A purchaser looking to buy an existing business usually considers factors such as the potential target company’s market share, product or service offerings, goodwill, and overall profitability. But one factor that must not be forgotten is the employees. In particular, if the vendor’s workforce is unionized, there are significant labour relations consequences that flow from the transfer of the business.
The legislation that determines the labour relations implications of a transfer of business depends on whether the businesses are federally regulated (governed by the Canada Labour Code (“CLC”)) or provincially regulated (in Ontario, governed by the Labour Relations Act (“LRA”)).
Under the CLC, where a federally regulated business is sold to another federally regulated entity, section 44 of the CLC provides that the trade union that is the bargaining agent for the business’ employees continues to be the bargaining agent, and the purchaser becomes bound to any existing collective agreement.
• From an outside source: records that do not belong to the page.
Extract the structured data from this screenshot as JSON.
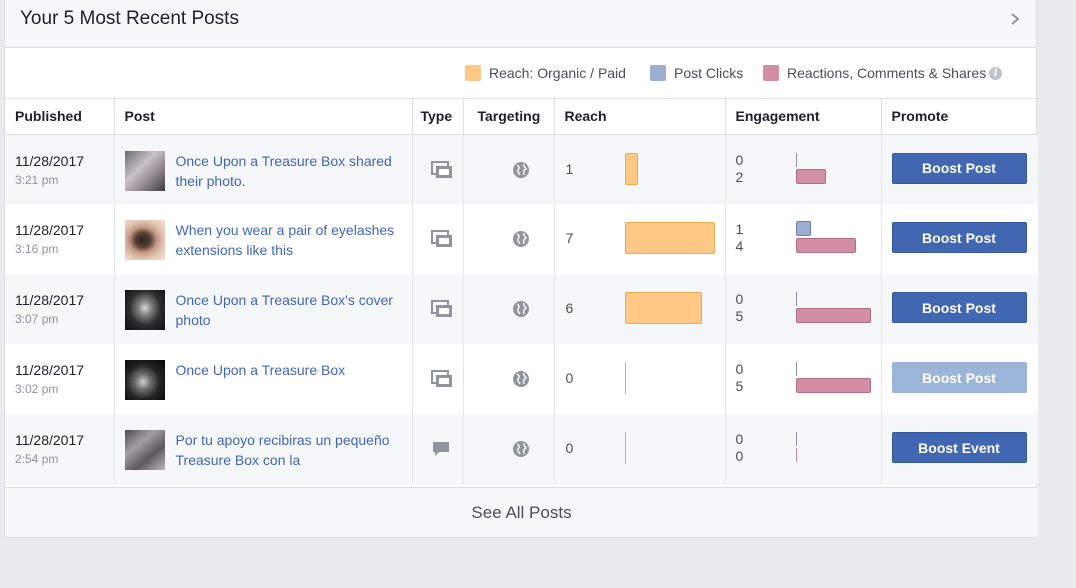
{
  "panel": {
    "title": "Your 5 Most Recent Posts",
    "chevron_icon": "chevron-right-icon"
  },
  "legend": {
    "items": [
      {
        "label": "Reach: Organic / Paid",
        "color": "#ffc985"
      },
      {
        "label": "Post Clicks",
        "color": "#9cadcf"
      },
      {
        "label": "Reactions, Comments & Shares",
        "color": "#d28ea3"
      }
    ],
    "info_icon": "info-icon",
    "info_glyph": "i"
  },
  "columns": [
    "Published",
    "Post",
    "Type",
    "Targeting",
    "Reach",
    "Engagement",
    "Promote"
  ],
  "rows": [
    {
      "date": "11/28/2017",
      "time": "3:21 pm",
      "post": "Once Upon a Treasure Box shared their photo.",
      "type_icon": "shared-photo-icon",
      "targeting_icon": "globe-icon",
      "reach": "1",
      "reach_fraction": 0.14,
      "post_clicks": "0",
      "reactions": "2",
      "clicks_fraction": 0,
      "reactions_fraction": 0.4,
      "promote": "Boost Post",
      "promote_disabled": false
    },
    {
      "date": "11/28/2017",
      "time": "3:16 pm",
      "post": "When you wear a pair of eyelashes extensions like this",
      "type_icon": "shared-photo-icon",
      "targeting_icon": "globe-icon",
      "reach": "7",
      "reach_fraction": 1.0,
      "post_clicks": "1",
      "reactions": "4",
      "clicks_fraction": 0.2,
      "reactions_fraction": 0.8,
      "promote": "Boost Post",
      "promote_disabled": false
    },
    {
      "date": "11/28/2017",
      "time": "3:07 pm",
      "post": "Once Upon a Treasure Box's cover photo",
      "type_icon": "shared-photo-icon",
      "targeting_icon": "globe-icon",
      "reach": "6",
      "reach_fraction": 0.86,
      "post_clicks": "0",
      "reactions": "5",
      "clicks_fraction": 0,
      "reactions_fraction": 1.0,
      "promote": "Boost Post",
      "promote_disabled": false
    },
    {
      "date": "11/28/2017",
      "time": "3:02 pm",
      "post": "Once Upon a Treasure Box",
      "type_icon": "shared-photo-icon",
      "targeting_icon": "globe-icon",
      "reach": "0",
      "reach_fraction": 0,
      "post_clicks": "0",
      "reactions": "5",
      "clicks_fraction": 0,
      "reactions_fraction": 1.0,
      "promote": "Boost Post",
      "promote_disabled": true
    },
    {
      "date": "11/28/2017",
      "time": "2:54 pm",
      "post": "Por tu apoyo recibiras un pequeño Treasure Box con la",
      "type_icon": "event-comment-icon",
      "targeting_icon": "globe-icon",
      "reach": "0",
      "reach_fraction": 0,
      "post_clicks": "0",
      "reactions": "0",
      "clicks_fraction": 0,
      "reactions_fraction": 0,
      "promote": "Boost Event",
      "promote_disabled": false
    }
  ],
  "footer": {
    "see_all": "See All Posts"
  }
}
Similarly, section 69 of the LRA provides that a provincially regulated purchaser is bound by any collective agreements that cover the employees of the provincially regulated vendor.
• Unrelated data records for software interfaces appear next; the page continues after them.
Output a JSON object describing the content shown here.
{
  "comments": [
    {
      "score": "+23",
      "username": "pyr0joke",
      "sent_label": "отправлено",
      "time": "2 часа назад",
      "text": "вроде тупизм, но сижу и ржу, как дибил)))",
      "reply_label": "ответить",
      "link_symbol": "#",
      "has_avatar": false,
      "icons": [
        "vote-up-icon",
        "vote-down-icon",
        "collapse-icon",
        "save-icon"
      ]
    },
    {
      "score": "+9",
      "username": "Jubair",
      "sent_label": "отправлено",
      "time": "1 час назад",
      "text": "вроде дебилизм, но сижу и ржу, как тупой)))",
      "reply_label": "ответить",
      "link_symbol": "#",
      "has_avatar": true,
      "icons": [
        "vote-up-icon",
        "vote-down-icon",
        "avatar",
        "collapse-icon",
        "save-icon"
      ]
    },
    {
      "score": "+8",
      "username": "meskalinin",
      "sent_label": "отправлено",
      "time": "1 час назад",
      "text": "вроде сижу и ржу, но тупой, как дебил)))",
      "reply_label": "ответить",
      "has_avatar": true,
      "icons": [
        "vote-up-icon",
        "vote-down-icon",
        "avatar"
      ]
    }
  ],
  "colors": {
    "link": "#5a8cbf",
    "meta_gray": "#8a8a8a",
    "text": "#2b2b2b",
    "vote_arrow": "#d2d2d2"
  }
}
While the exact implications of a transfer of business will depend on the nature of the sale, the general intent of the labour relations legislation is to provide for labour relations continuity when a business is sold. Often times, the definition of what constitutes a “business” is hotly disputed. Accordingly, purchasers should consider the labour relations environment of any prospective target businesses.
Written with the assistance of Samantha Cass, articling student.